The figures are based on responses to Freedom of Information requests by the Liberal Democrats from 10 London boroughs, meaning the real figure is likely to be substantially higher.
The Liberal Democrats said the figures “laid bare the impossible pressures teachers are under” and warned that stress caused by an obsession with exam results is fueling the teacher recruitment crisis.
46,000 days have been taken off by teachers for stress and mental health reasons in London in the last four years, including over 12,620 in 2016/17.
Bexley had the highest number of teachers of long-term stress leave, with 73 taking leave of one month or more since 2016.
Layla Moran MP, Liberal Democrat Education Spokesperson, commented: “I’ve heard story after story of teachers experiencing ‘burn out’ due to factors including work-load or mishandled Ofsted inspections. But these are no longer just the rare or most extreme cases - they are increasingly common.

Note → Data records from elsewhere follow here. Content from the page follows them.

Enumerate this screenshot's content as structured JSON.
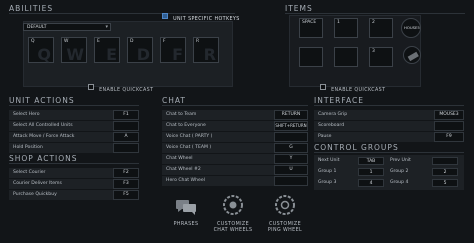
{
  "abilities": {
    "title": "ABILITIES",
    "unit_specific_label": "UNIT SPECIFIC HOTKEYS",
    "profile": "DEFAULT",
    "slots": [
      {
        "key": "Q",
        "bg": "Q"
      },
      {
        "key": "W",
        "bg": "W"
      },
      {
        "key": "E",
        "bg": "E"
      },
      {
        "key": "D",
        "bg": "D"
      },
      {
        "key": "F",
        "bg": "F"
      },
      {
        "key": "R",
        "bg": "R"
      }
    ],
    "quickcast_label": "ENABLE QUICKCAST"
  },
  "items": {
    "title": "ITEMS",
    "keys": [
      "SPACE",
      "1",
      "2",
      "",
      "",
      "3",
      "",
      ""
    ],
    "neutral_label": "HOUSE5",
    "quickcast_label": "ENABLE QUICKCAST"
  },
  "unit_actions": {
    "title": "UNIT ACTIONS",
    "rows": [
      {
        "label": "Select Hero",
        "key": "F1"
      },
      {
        "label": "Select All Controlled Units",
        "key": ""
      },
      {
        "label": "Attack Move / Force Attack",
        "key": "A"
      },
      {
        "label": "Hold Position",
        "key": ""
      }
    ]
  },
  "shop_actions": {
    "title": "SHOP ACTIONS",
    "rows": [
      {
        "label": "Select Courier",
        "key": "F2"
      },
      {
        "label": "Courier Deliver Items",
        "key": "F3"
      },
      {
        "label": "Purchase Quickbuy",
        "key": "F5"
      }
    ]
  },
  "chat": {
    "title": "CHAT",
    "rows": [
      {
        "label": "Chat to Team",
        "key": "RETURN"
      },
      {
        "label": "Chat to Everyone",
        "key": "SHIFT+RETURN"
      },
      {
        "label": "Voice Chat ( PARTY )",
        "key": ""
      },
      {
        "label": "Voice Chat ( TEAM )",
        "key": "G"
      },
      {
        "label": "Chat Wheel",
        "key": "Y"
      },
      {
        "label": "Chat Wheel #2",
        "key": "U"
      },
      {
        "label": "Hero Chat Wheel",
        "key": ""
      }
    ]
  },
  "interface": {
    "title": "INTERFACE",
    "rows": [
      {
        "label": "Camera Grip",
        "key": "MOUSE3"
      },
      {
        "label": "Scoreboard",
        "key": ""
      },
      {
        "label": "Pause",
        "key": "F9"
      }
    ]
  },
  "control_groups": {
    "title": "CONTROL GROUPS",
    "left": [
      {
        "label": "Next Unit",
        "key": "TAB"
      },
      {
        "label": "Group 1",
        "key": "1"
      },
      {
        "label": "Group 3",
        "key": "4"
      }
    ],
    "right": [
      {
        "label": "Prev Unit",
        "key": ""
      },
      {
        "label": "Group 2",
        "key": "2"
      },
      {
        "label": "Group 4",
        "key": "5"
      }
    ]
  },
  "buttons": {
    "phrases": "PHRASES",
    "chat_wheels_1": "CUSTOMIZE",
    "chat_wheels_2": "CHAT WHEELS",
    "ping_wheel_1": "CUSTOMIZE",
    "ping_wheel_2": "PING WHEEL"
  },
  "colors": {
    "background": "#121518",
    "panel": "#1c2024",
    "key_bg": "#0e1113"
  }
}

“This must be wake-up call to the new Education Secretary Damian Hinds.”
Ms Moran also added that the government’s current approach to the teachers recruitment and retention crisis is “making maters worse” and that a fundamental reform of assessments and inspections in schools, which are two of the greatest sources of anxiety for teachers, is needed.
Dr Mary Bousted, joint general secretary of the National Education Union, said: “Teachers have been bombarded with constant changes to the curriculum and assessment regimes.
“It has been a relentless policy onslaught which has left teachers rocking from stress and exhaustion.”
Dr Bousted said that teachers work more unpaid overtime than any other profession.
She added: “It is however not just the amount of work but the pressures of a punitive and non-productive accountability system that is consuming teachers’ time, and has led to children in England being some of the most over-assessed in the modern world.”